======== Input ========

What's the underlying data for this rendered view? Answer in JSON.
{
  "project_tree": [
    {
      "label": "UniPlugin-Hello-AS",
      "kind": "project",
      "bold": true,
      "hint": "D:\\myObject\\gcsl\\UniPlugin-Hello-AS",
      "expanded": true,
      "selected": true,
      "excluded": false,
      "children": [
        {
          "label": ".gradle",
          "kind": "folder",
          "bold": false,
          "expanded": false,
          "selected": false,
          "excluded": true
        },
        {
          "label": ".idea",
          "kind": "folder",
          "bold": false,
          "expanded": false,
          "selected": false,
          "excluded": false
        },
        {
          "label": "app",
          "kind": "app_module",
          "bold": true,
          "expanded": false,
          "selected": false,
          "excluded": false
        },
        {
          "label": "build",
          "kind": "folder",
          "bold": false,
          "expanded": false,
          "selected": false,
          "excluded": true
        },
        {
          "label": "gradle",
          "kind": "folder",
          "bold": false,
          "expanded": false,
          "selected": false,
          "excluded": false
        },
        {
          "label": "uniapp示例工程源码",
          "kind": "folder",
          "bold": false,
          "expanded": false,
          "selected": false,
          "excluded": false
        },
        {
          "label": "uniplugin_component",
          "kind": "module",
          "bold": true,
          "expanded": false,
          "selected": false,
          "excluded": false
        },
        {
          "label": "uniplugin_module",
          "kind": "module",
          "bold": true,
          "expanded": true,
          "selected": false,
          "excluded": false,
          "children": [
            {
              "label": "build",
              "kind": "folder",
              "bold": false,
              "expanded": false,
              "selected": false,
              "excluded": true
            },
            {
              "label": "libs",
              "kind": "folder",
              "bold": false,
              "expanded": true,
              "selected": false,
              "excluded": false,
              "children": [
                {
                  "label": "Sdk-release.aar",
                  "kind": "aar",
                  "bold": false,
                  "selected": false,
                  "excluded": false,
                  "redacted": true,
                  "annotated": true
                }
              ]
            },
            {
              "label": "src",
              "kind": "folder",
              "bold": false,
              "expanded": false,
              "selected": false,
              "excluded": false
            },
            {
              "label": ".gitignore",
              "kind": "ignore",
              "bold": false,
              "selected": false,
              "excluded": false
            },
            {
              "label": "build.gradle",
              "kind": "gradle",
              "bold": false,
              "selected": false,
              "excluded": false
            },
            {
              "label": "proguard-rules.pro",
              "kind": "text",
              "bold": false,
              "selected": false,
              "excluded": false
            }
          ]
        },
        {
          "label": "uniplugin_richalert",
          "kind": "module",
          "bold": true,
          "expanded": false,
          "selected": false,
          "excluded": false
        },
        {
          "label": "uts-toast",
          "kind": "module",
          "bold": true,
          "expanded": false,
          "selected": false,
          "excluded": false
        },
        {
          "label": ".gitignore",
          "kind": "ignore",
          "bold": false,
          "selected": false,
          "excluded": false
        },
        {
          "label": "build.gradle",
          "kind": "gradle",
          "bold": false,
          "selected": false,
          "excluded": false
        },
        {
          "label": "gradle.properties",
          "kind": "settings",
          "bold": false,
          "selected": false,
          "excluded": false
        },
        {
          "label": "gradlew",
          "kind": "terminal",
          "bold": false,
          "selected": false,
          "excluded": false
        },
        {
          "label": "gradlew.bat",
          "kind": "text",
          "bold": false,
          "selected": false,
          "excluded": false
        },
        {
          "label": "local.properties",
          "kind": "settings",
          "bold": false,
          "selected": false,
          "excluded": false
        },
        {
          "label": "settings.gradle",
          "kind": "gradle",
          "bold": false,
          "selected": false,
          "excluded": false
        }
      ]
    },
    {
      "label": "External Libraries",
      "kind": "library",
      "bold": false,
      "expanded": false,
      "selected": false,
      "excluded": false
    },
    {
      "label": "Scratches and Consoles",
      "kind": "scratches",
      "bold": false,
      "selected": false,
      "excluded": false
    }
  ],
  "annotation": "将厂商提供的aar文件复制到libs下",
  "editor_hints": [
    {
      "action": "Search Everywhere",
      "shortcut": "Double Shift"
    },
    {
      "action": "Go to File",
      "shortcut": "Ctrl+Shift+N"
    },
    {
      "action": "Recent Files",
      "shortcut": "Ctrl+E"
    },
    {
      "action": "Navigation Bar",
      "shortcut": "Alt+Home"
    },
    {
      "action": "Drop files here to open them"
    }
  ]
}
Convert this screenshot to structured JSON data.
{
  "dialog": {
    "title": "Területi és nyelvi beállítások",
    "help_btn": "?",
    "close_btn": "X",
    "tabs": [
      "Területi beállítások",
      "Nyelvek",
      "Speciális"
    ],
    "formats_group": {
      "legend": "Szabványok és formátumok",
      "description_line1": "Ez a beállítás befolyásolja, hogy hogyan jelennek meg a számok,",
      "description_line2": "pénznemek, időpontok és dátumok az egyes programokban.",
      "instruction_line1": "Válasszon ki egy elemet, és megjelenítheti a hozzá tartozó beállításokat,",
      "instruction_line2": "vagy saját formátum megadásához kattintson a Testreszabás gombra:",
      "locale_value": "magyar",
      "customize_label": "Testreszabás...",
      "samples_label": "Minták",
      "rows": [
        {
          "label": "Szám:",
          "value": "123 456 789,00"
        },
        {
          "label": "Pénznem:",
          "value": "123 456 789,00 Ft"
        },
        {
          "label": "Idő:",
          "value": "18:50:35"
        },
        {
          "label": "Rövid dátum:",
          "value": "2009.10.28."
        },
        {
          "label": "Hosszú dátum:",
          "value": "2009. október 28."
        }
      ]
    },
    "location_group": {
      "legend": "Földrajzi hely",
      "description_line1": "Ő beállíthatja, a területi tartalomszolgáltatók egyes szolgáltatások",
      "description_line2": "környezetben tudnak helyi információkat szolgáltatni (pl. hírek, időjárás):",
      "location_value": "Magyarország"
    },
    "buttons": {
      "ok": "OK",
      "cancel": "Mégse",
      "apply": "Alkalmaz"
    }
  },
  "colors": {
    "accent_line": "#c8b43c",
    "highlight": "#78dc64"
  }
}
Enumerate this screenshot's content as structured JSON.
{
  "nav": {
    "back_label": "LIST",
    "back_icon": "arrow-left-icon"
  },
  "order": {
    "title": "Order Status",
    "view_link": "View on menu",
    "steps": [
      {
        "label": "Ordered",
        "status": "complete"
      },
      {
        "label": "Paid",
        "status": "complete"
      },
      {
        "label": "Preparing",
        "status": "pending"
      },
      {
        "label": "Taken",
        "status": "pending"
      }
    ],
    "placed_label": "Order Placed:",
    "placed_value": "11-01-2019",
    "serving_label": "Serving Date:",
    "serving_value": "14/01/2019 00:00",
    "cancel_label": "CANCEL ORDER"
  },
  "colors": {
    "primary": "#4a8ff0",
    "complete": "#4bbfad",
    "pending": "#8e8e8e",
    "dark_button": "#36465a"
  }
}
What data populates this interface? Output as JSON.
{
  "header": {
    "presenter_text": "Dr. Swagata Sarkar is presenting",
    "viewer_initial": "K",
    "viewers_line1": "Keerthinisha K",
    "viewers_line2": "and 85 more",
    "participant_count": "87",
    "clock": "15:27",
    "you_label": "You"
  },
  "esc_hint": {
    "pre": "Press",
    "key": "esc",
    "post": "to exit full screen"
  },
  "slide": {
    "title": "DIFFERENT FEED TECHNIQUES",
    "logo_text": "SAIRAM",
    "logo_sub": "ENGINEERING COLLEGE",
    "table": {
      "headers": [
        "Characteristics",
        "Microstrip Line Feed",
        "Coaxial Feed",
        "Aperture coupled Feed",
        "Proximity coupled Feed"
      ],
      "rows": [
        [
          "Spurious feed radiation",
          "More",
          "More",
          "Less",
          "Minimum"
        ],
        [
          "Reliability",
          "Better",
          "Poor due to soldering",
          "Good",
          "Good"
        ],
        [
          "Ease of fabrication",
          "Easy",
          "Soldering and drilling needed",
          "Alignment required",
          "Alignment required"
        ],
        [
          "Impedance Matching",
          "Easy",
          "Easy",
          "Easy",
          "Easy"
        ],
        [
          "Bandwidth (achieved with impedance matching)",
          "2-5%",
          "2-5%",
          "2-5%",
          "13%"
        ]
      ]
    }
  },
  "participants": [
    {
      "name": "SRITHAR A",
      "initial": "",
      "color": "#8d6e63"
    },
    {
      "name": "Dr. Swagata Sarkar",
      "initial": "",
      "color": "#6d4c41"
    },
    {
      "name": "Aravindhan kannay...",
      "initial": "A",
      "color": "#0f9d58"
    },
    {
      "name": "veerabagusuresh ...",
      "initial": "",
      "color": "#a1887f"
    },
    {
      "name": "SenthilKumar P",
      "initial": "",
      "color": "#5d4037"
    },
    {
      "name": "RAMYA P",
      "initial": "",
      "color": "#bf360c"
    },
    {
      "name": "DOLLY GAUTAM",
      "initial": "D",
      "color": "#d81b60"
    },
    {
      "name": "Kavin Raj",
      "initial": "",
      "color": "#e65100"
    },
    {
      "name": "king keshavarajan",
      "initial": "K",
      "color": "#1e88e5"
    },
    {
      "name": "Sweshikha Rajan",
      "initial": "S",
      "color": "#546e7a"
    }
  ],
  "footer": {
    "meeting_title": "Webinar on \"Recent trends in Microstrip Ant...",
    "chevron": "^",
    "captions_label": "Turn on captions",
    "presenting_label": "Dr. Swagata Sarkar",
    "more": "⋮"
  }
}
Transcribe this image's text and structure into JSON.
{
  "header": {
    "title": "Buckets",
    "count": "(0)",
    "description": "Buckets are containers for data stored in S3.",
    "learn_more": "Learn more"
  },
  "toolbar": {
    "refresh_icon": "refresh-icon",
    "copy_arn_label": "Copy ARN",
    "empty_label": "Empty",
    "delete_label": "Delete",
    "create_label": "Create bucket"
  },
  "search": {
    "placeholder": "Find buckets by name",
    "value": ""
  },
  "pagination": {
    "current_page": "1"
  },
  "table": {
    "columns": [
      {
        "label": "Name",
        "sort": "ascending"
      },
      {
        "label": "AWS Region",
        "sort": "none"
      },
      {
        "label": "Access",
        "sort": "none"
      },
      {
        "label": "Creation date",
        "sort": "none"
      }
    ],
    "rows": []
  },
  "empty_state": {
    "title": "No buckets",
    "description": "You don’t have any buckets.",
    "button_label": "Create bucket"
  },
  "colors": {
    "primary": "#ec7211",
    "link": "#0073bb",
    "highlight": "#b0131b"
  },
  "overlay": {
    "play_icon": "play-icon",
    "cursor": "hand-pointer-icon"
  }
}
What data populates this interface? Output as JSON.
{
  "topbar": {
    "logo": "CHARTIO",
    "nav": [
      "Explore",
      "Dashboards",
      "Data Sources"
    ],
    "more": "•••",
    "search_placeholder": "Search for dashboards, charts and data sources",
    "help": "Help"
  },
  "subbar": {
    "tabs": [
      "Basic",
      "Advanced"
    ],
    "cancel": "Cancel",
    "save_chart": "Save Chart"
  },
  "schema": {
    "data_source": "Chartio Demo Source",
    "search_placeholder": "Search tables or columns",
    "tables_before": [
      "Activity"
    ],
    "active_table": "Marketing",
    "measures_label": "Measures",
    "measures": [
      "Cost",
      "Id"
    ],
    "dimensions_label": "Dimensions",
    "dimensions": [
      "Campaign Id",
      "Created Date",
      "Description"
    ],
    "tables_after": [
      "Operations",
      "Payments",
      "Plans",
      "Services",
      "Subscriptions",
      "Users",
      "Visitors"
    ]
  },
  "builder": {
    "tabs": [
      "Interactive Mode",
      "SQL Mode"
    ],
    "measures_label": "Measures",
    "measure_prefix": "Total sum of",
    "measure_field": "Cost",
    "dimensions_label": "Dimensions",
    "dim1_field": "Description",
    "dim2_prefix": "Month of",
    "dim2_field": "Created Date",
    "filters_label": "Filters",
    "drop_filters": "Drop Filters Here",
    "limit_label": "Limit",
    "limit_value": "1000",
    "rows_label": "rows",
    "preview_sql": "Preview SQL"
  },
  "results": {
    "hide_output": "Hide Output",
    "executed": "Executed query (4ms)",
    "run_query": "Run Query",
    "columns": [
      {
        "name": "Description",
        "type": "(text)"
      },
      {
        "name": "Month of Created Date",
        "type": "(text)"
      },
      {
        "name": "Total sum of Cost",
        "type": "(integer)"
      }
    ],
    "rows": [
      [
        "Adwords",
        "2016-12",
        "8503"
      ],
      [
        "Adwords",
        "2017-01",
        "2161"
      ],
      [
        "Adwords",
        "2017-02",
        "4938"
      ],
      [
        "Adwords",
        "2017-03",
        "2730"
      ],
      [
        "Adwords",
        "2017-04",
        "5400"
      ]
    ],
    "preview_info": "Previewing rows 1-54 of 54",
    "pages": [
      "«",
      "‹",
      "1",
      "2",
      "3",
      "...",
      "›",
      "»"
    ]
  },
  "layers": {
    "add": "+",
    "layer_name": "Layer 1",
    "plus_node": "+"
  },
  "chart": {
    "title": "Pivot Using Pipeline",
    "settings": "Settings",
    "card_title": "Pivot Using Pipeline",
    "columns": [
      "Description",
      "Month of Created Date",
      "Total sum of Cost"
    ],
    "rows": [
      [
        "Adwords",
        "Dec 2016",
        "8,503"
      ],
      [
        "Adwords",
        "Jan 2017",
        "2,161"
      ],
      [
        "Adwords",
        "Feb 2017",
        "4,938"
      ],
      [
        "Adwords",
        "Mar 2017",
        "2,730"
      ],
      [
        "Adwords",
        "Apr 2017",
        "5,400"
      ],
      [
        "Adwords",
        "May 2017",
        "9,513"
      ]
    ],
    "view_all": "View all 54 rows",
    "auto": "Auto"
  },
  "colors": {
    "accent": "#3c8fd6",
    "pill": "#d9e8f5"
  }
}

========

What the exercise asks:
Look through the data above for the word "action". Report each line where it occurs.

Result:
      "action": "Search Everywhere",
      "action": "Go to File",
      "action": "Recent Files",
      "action": "Navigation Bar",
      "action": "Drop files here to open them"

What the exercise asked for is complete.